Hepatitis C is a blood borne virus. That means it is spread when blood with hepatitis C comes into contact with your blood. Hepatitis C is a virus that causes inflammation of your liver, can lead to scarring and stop the liver from working properly. Once your liver has been damaged, you are more likely to get liver cancer or liver failure.  


Hep C is deadly serious and if left untreated it can kill.


The good news is that hep C is now curable! The new treatments have a 98% success rate, have few side effects and you don’t need to stop using to get treated.

There’s a really good reason to want to keep your liver healthy and functioning – it is one of your largest organs and has a lot of important roles that keeps your body working. It digests food, stores energy, controls bleeding, fights infection, controls your blood sugar, and removes waste from your body. You cannot live without a liver.

It can be pretty hard to know if you have hepatitis C,  the only way to know is to get tested.  A lot of us  don’t have any symptoms at all. You might feel tired and depressed, or just feel sick. Often the virus is symptomless. It might just feel like a come down or withdrawal. You’d never even know it was from Hep C without getting tested. Some of the most common symptoms are:

  • Feeling tired (fatigue )
  • Pain in your joints
  • Losing your appetite
  • Nausea
  • Stomach pain

Even if you don’t have any of these symptoms, you should still get a test. We know that around 2/3’s of our community have come into contact with the Hep C virus so its important to get a test, just in case. 

If you don’t know you have hepatitis C and don’t get treated, the long term effects can be serious. 


There are different levels of liver damage. When your liver first starts scarring, it is called liver fibrosis. You probably won’t even know that there is anything wrong with you. When the scarring gets so bad that your liver doesn’t work properly, it is called cirrhosis.


Cirrhosis can lead to all sorts of other problems.
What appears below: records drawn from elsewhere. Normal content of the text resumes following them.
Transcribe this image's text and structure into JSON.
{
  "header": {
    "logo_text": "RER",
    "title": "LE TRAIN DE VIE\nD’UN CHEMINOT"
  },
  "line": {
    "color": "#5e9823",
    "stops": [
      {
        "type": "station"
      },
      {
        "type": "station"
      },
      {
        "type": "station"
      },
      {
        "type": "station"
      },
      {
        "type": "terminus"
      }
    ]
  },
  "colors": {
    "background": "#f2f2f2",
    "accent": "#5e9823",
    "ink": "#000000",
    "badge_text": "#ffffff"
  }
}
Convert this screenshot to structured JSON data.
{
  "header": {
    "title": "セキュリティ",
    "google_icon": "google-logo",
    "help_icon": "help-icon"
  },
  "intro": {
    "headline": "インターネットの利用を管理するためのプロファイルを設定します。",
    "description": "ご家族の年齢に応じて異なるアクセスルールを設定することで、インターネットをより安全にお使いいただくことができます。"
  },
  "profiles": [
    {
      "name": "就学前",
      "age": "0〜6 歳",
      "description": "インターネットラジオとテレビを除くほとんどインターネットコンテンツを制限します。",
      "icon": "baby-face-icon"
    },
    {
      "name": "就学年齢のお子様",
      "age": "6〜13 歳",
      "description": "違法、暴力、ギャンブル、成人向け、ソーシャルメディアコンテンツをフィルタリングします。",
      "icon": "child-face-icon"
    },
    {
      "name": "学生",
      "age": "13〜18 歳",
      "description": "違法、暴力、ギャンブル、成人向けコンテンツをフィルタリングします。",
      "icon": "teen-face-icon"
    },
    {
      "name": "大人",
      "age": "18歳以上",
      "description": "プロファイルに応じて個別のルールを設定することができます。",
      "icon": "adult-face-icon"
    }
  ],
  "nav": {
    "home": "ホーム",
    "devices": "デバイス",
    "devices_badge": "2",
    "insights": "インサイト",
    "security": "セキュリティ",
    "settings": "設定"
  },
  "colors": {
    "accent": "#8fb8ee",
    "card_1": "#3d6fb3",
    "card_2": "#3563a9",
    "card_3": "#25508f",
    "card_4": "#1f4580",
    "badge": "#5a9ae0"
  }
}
It could cause liver failure, which is when your liver stops working completely and you need a transplant. You are also more likely to get liver cancer.